30th Chaos Communication Congress
'The Geek Portraits' is an ongoing project to document the humans behind the hackerspaces movement. There have been a few installments of this project in the past mostly focusing on people in and around metalab (a hackerspace in Vienna, Austria).
In contrast, the images you find on this site where created at 30c3, the latest in the series of the yearly Chaos Communications Congress, a hacker conference held in Germany. The event is visited by a wide range of people from all over the world of whom you find a tiny cross section in these photographs.
In the spirit of diy the camera used to make these pictures is a 4x5 inch large format camera built mostly from scratch by a handful of people from metalab and myself. We call it the MHC or Modestly Huge Camera and what you see here is the third iteration of our design. The entire camera is designed to be as simple to build as possible.
It consists of 3 main parts:
Most parts of the camera are made of lasercut plywood. A noteable exception to this are the bellows, wich are constructed out of cartboard and linen (on the edges). The focusing rail on the bottom is pre-made and connects to the camera via two small standard tripod heads.
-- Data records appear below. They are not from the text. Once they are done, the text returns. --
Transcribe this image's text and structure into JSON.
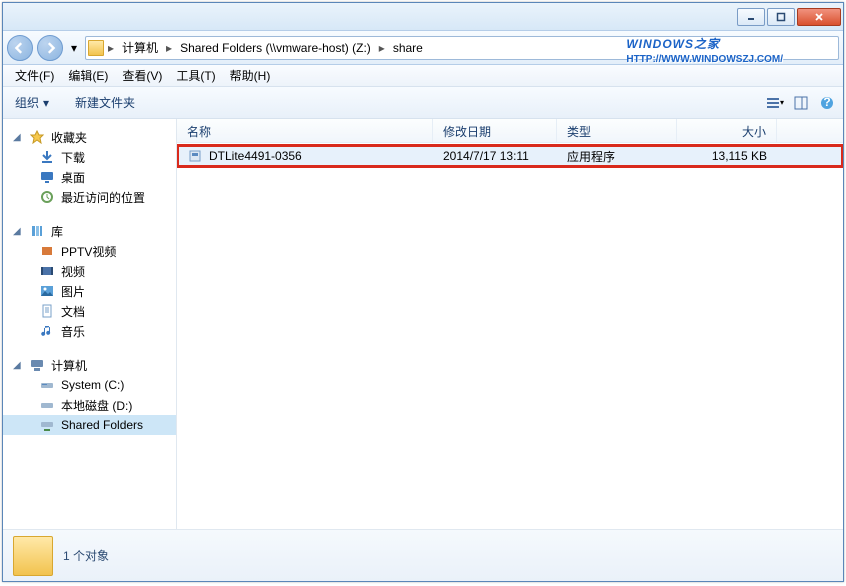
{
  "window_controls": {
    "min": "minimize",
    "max": "maximize",
    "close": "close"
  },
  "breadcrumb": {
    "items": [
      "计算机",
      "Shared Folders (\\\\vmware-host) (Z:)",
      "share"
    ]
  },
  "watermark": {
    "brand": "WINDOWS之家",
    "url": "HTTP://WWW.WINDOWSZJ.COM/"
  },
  "menu": {
    "file": "文件(F)",
    "edit": "编辑(E)",
    "view": "查看(V)",
    "tools": "工具(T)",
    "help": "帮助(H)"
  },
  "toolbar": {
    "organize": "组织",
    "new_folder": "新建文件夹"
  },
  "sidebar": {
    "favorites": {
      "label": "收藏夹",
      "items": [
        "下载",
        "桌面",
        "最近访问的位置"
      ]
    },
    "libraries": {
      "label": "库",
      "items": [
        "PPTV视频",
        "视频",
        "图片",
        "文档",
        "音乐"
      ]
    },
    "computer": {
      "label": "计算机",
      "items": [
        "System (C:)",
        "本地磁盘 (D:)",
        "Shared Folders"
      ]
    }
  },
  "columns": {
    "name": "名称",
    "modified": "修改日期",
    "type": "类型",
    "size": "大小"
  },
  "col_widths": {
    "name": 256,
    "modified": 124,
    "type": 120,
    "size": 100
  },
  "files": [
    {
      "name": "DTLite4491-0356",
      "modified": "2014/7/17 13:11",
      "type": "应用程序",
      "size": "13,115 KB",
      "selected": true,
      "highlight": true
    }
  ],
  "status": {
    "text": "1 个对象"
  }
}
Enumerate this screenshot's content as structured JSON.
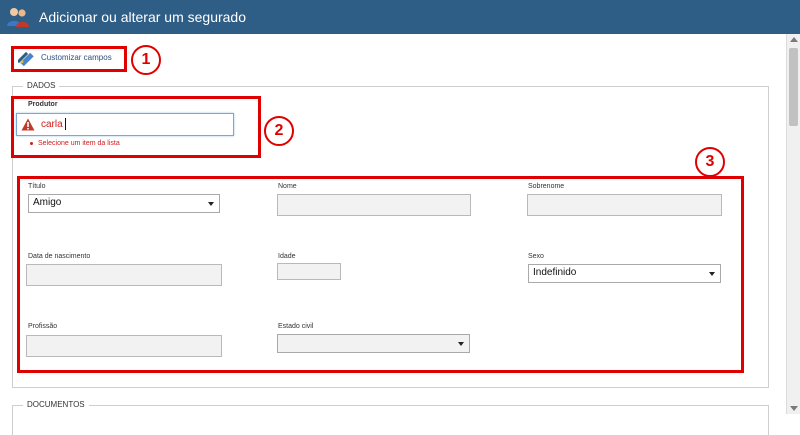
{
  "window": {
    "title": "Adicionar ou alterar um segurado"
  },
  "toolbar": {
    "customize_label": "Customizar campos"
  },
  "sections": {
    "dados": "DADOS",
    "documentos": "DOCUMENTOS"
  },
  "produtor": {
    "label": "Produtor",
    "value": "carla",
    "error": "Selecione um item da lista"
  },
  "form": {
    "titulo": {
      "label": "Título",
      "value": "Amigo"
    },
    "nome": {
      "label": "Nome",
      "value": ""
    },
    "sobrenome": {
      "label": "Sobrenome",
      "value": ""
    },
    "nascimento": {
      "label": "Data de nascimento",
      "value": ""
    },
    "idade": {
      "label": "Idade",
      "value": ""
    },
    "sexo": {
      "label": "Sexo",
      "value": "Indefinido"
    },
    "profissao": {
      "label": "Profissão",
      "value": ""
    },
    "estado_civil": {
      "label": "Estado civil",
      "value": ""
    }
  },
  "callouts": [
    "1",
    "2",
    "3"
  ],
  "colors": {
    "header": "#2e5d86",
    "annotation": "#e00000",
    "error": "#d21c1c",
    "input_bg": "#f2f2f2"
  },
  "icons": {
    "header": "users-icon",
    "customize": "pencil-ruler-icon",
    "warning": "warning-icon"
  }
}
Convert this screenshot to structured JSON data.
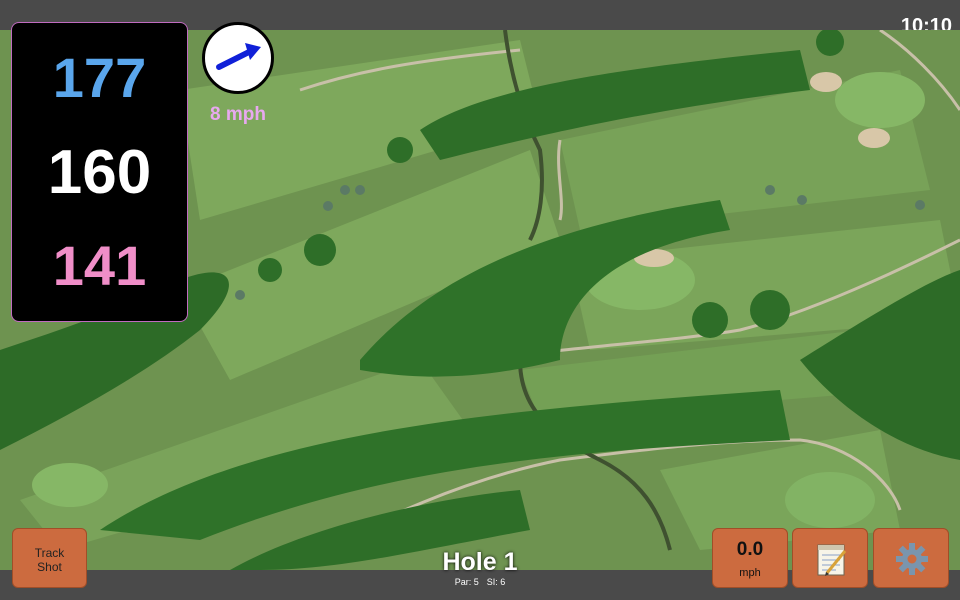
{
  "clock": "10:10",
  "distances": {
    "back": "177",
    "middle": "160",
    "front": "141"
  },
  "wind": {
    "speed_text": "8 mph",
    "direction_icon": "arrow-right-up-icon"
  },
  "hole": {
    "title": "Hole 1",
    "par": "Par: 5",
    "si": "SI: 6"
  },
  "buttons": {
    "track_line1": "Track",
    "track_line2": "Shot",
    "speed_value": "0.0",
    "speed_unit": "mph",
    "notes_icon": "notepad-icon",
    "settings_icon": "gear-icon"
  },
  "colors": {
    "back": "#5aa6ec",
    "middle": "#ffffff",
    "front": "#f08ec8",
    "button": "#cc6b3f",
    "wind_arrow": "#1020d8"
  }
}
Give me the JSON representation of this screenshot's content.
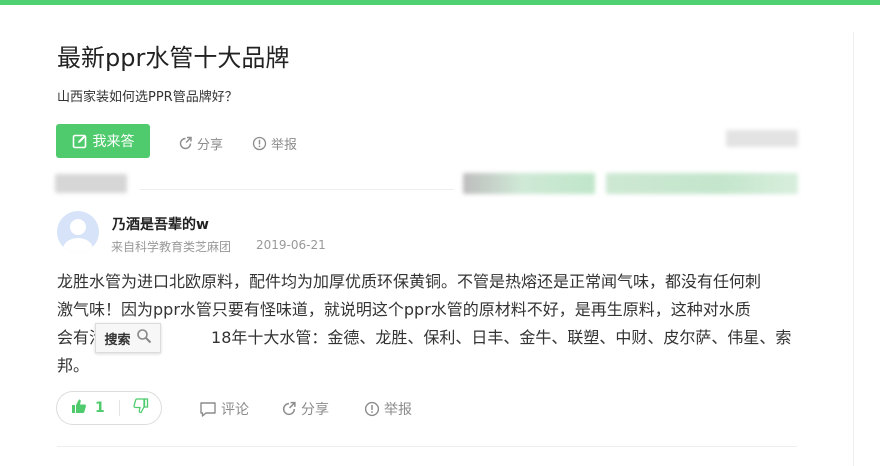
{
  "question": {
    "title": "最新ppr水管十大品牌",
    "description": "山西家装如何选PPR管品牌好？",
    "answer_button": "我来答",
    "share": "分享",
    "report": "举报"
  },
  "answer": {
    "username": "乃酒是吾辈的w",
    "source": "来自科学教育类芝麻团",
    "date": "2019-06-21",
    "content_lines": [
      "龙胜水管为进口北欧原料，配件均为加厚优质环保黄铜。不管是热熔还是正常闻气味，都没有任何刺",
      "激气味！因为ppr水管只要有怪味道，就说明这个ppr水管的原材料不好，是再生原料，这种对水质",
      "会有污",
      "18年十大水管：金德、龙胜、保利、日丰、金牛、联塑、中财、皮尔萨、伟星、索",
      "邦。"
    ],
    "search_popup": "搜索",
    "likes": "1",
    "comment": "评论",
    "share": "分享",
    "report": "举报"
  },
  "colors": {
    "brand_green": "#4fcb6e",
    "top_bar": "#4fd172",
    "muted_text": "#8c8c8c"
  },
  "icons": [
    "pencil-icon",
    "share-icon",
    "report-icon",
    "search-icon",
    "thumbs-up-icon",
    "thumbs-down-icon",
    "comment-icon"
  ]
}
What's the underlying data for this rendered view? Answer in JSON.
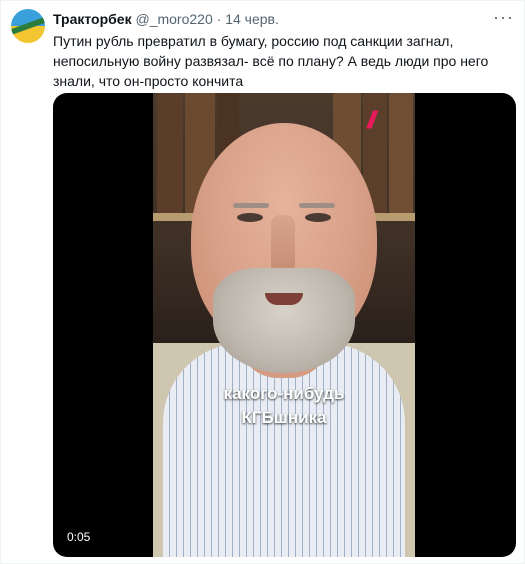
{
  "tweet": {
    "author_name": "Тракторбек",
    "author_handle": "@_moro220",
    "separator": "·",
    "date": "14 черв.",
    "more_icon": "more-horizontal-icon",
    "text": "Путин рубль превратил в бумагу, россию под санкции загнал, непосильную войну развязал- всё по плану? А ведь  люди про него знали, что он-просто кончита",
    "media": {
      "subtitle_line1": "какого-нибудь",
      "subtitle_line2": "КГБшника",
      "timestamp": "0:05",
      "brand_color": "#e61b5a"
    }
  }
}
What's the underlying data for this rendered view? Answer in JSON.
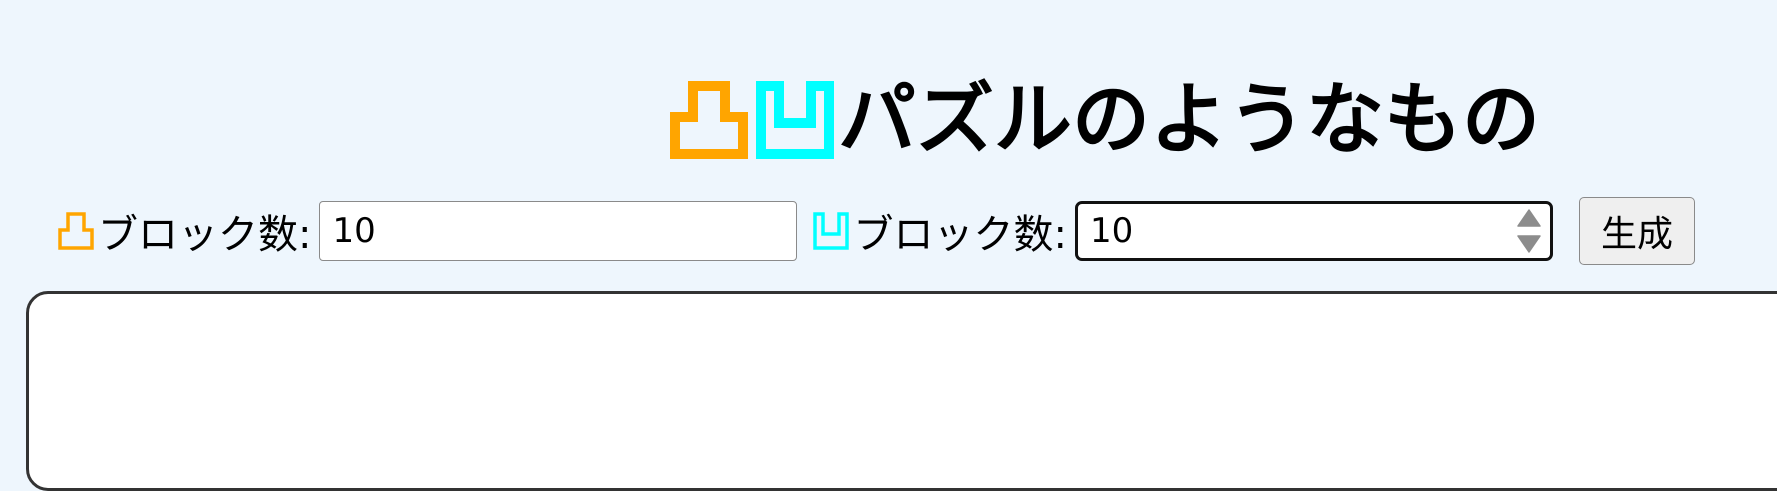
{
  "header": {
    "title": "パズルのようなもの",
    "convex_icon": "convex-block-icon",
    "concave_icon": "concave-block-icon"
  },
  "controls": {
    "convex_label": "ブロック数:",
    "convex_value": "10",
    "concave_label": "ブロック数:",
    "concave_value": "10",
    "generate_label": "生成"
  },
  "colors": {
    "background": "#eef6fd",
    "convex": "#ffa500",
    "concave": "#00ffff",
    "board_border": "#333333"
  },
  "icons": {
    "spin_up": "triangle-up-icon",
    "spin_down": "triangle-down-icon"
  }
}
We have not managed to build our own lens yet, but large format lenses are readily (and affordably) available on the used market.
- The front standrad which holds a lens plate.
- The bellows which provide a flexible part to enable focusing.
- The rear standard which holds the film holder or focusing screen.
To use the MHC in a setting like a congress where no darkroom or processing equitment is available we created an instant film back for the camera that takes either Fuji FP-3000b (which is sadly beeing discontinued) for black and white prints or Fujie FP-100c (which remains avaiable for the forseeable future) for color prints. The film used for all the images you can see on this page where shot using FP-3000b. The film yields a positive print and a negative which is usually thrown away. Since most of the positives where handed out to the people photographed I dried the negatives and scanned them back home. The resulting image, after some final adjustment, gives a bit of a different look than the print. The tonal range is larger and some of the images have a solarisation effect to them while others look more normal.
Who made this?
Most people call me Emi.
I build software, cameras and do a lot of photography. You may find my (photo) blog over at kondens.at or you may follow me on twitter where I'm @michaelem.